At this time, an opposition group formed. Under a strident leader named Nehor, it rejected Alma's teachings and advocated the creation of a publicly supported priesthood. Mosiah's sons, Ammon, Aaron, Omner, and Himni, together with Alma2 and a rising generation that had been too young at the time of Mosiah's coronation to understand the words of King Benjamin (Mosiah 26:1), joined these dissenters. They engaged in systematic religious persecution of the church, wreaking havoc among the Nephite community and with Mosiah's family and reputation. Mosiah dealt with the problem by prohibiting acts of religious persecution (Mosiah 27:2). He also sought divine help through fervent prayer and fasting to reform his sons. Angelic intervention (Mosiah 27:10—32) led to the spiritual transformation of these rebellious souls. Deeming it better soon thereafter to proclaim the gospel than to rule over the kingdom, none of his four sons would accept the Nephite throne.
Under these circumstances and near the end of his life, Mosiah effected a political reform that abolished Nephite kingship. His final speech in 91 B.C. justified righteous monarchs such as his father and himself, but warned against the overriding threats posed by wicked rulers (Mosiah 29:13—21).
In place of kingship, Mosiah created a unique system of judges subject to the voice of the people. From what is known about this legal reform, it appears that each judge was chosen by popular voice, "that every man should have an equal chance"; higher judges judged the lower judges, and a selected body of lower judges judged the higher judges (Mosiah 29:25—29, 38). This law set new precedents by providing that judges should be paid; it also established an Egyptian-style system of measures for exchanging various grains and precious metals (Alma 11:1, 4—19), prohibited all forms of slavery (Alma 27:9), imposed a severe punishment on those who would not pay their debts (Alma 11:2), and granted liberty of belief (Mosiah 29:39; Alma 30:11). The people accepted the law of Mosiah and selected their judges, including Alma2 as the first chief judge. The equity and justice of this prophet-king won for him the love of his people:
And they did wax strong in love towards Mosiah; yea, they did esteem him more than any other man; for they did not look upon him as a tyrant who was seeking for gain, . . . for he had not exacted riches of them, neither had he delighted in the shedding of blood; but he had established peace in the land, and he had granted unto his people that they should be delivered from all manner of bondage; therefore they did esteem him, yea, exceedingly, beyond measure. (Mosiah 29:40)

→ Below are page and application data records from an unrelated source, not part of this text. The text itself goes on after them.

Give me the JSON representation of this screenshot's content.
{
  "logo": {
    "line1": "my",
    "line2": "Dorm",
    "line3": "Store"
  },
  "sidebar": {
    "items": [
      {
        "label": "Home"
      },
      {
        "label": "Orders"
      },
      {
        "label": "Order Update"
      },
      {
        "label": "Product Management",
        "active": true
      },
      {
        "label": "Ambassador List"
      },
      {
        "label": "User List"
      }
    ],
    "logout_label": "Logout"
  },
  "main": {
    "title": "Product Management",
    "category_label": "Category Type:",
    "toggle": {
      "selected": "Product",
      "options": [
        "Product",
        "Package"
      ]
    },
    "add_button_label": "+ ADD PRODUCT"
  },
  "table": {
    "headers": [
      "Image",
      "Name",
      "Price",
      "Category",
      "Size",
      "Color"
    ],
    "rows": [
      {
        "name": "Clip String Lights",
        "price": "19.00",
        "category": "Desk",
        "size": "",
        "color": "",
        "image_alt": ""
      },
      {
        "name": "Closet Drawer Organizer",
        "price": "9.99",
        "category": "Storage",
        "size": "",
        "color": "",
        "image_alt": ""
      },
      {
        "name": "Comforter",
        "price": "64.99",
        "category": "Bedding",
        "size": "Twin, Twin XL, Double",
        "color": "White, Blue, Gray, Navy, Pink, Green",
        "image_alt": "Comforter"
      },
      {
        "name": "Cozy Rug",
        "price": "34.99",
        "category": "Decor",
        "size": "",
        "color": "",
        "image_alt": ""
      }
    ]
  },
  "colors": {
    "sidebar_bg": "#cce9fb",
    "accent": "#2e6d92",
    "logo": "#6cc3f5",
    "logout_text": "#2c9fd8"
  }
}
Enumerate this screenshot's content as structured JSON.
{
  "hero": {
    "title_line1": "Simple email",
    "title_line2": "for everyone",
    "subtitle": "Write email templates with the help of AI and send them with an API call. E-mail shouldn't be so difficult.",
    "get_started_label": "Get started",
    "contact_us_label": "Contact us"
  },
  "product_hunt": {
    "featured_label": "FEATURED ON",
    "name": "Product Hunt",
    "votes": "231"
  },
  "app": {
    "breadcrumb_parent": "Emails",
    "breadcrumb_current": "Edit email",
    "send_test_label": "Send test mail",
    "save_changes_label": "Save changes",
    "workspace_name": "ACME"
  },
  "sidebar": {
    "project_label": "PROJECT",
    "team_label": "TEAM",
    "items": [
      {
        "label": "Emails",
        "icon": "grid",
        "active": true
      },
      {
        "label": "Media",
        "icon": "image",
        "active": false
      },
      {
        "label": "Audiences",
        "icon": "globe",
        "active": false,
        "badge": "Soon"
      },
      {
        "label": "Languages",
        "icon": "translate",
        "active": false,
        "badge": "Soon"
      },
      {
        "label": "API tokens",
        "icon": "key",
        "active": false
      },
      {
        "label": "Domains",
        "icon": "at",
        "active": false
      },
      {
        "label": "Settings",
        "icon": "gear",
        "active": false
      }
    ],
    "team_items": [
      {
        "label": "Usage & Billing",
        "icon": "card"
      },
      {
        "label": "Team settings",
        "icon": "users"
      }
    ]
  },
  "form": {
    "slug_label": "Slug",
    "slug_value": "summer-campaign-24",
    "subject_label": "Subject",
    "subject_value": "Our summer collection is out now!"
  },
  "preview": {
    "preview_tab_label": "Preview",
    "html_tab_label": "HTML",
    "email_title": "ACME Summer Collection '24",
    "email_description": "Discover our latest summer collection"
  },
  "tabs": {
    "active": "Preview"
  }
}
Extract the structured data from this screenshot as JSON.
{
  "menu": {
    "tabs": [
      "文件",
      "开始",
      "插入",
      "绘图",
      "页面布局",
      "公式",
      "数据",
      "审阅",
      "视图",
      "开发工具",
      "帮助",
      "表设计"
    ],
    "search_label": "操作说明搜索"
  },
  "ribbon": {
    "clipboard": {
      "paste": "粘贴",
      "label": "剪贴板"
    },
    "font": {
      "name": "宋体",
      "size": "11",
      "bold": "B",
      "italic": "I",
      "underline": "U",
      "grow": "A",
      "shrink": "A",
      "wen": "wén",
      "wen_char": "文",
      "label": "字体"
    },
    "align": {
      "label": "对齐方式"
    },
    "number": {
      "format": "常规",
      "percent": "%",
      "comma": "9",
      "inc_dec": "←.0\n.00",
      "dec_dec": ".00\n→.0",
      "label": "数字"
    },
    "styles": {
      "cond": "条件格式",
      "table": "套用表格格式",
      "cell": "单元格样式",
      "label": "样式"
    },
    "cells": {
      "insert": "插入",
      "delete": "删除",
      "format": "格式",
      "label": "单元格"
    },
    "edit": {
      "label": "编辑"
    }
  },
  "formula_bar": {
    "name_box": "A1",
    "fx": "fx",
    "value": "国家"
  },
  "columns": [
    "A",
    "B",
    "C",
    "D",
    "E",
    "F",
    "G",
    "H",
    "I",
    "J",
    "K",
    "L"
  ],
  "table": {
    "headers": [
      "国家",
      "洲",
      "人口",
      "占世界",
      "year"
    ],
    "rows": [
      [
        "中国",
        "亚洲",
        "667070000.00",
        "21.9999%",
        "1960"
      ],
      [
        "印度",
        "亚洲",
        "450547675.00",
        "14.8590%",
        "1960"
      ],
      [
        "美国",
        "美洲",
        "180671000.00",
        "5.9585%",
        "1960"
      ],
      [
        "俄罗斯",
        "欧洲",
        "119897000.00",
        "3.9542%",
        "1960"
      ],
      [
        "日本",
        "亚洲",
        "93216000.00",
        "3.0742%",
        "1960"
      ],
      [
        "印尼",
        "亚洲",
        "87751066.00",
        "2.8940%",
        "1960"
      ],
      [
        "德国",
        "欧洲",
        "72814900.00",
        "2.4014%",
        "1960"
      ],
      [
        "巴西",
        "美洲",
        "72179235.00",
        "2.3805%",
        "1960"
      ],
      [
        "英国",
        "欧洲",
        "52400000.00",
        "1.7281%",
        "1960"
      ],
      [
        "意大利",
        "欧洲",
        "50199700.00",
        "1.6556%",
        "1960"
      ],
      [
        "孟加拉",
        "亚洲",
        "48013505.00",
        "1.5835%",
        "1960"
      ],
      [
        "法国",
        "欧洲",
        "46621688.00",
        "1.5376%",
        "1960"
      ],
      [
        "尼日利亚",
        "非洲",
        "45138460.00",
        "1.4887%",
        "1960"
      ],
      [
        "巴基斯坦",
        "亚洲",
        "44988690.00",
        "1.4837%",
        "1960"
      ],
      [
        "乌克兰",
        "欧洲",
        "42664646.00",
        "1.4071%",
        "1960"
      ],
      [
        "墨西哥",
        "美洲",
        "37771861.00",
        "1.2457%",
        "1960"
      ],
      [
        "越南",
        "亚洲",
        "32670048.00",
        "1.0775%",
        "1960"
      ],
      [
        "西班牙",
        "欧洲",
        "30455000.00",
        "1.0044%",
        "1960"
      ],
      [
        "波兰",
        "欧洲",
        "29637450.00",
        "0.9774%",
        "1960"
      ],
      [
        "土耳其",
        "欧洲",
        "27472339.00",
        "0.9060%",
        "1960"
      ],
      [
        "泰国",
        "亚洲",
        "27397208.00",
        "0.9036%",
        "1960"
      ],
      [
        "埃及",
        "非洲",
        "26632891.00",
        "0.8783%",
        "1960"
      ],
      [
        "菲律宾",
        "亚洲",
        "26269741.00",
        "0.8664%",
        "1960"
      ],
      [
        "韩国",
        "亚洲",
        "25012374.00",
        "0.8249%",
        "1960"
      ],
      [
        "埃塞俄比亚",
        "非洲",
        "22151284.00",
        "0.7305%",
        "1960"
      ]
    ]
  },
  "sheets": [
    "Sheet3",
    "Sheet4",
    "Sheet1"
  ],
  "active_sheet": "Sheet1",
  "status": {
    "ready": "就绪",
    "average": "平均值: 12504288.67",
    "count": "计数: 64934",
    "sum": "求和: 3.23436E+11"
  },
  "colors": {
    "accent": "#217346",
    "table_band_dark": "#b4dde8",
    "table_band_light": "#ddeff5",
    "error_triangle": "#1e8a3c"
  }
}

"The Coronation of Kings." FARMS Update. Provo, Utah, July 1989.
"The Law of Mosiah." FARMS Update. Provo, Utah, March 1987.
Nyman, Monte S., and Charles D. Tate, Jr., eds. The Book of Mormon: Mosiah, Salvation Only through Christ. Provo, Utah: BYU Religious Studies Center, 1991.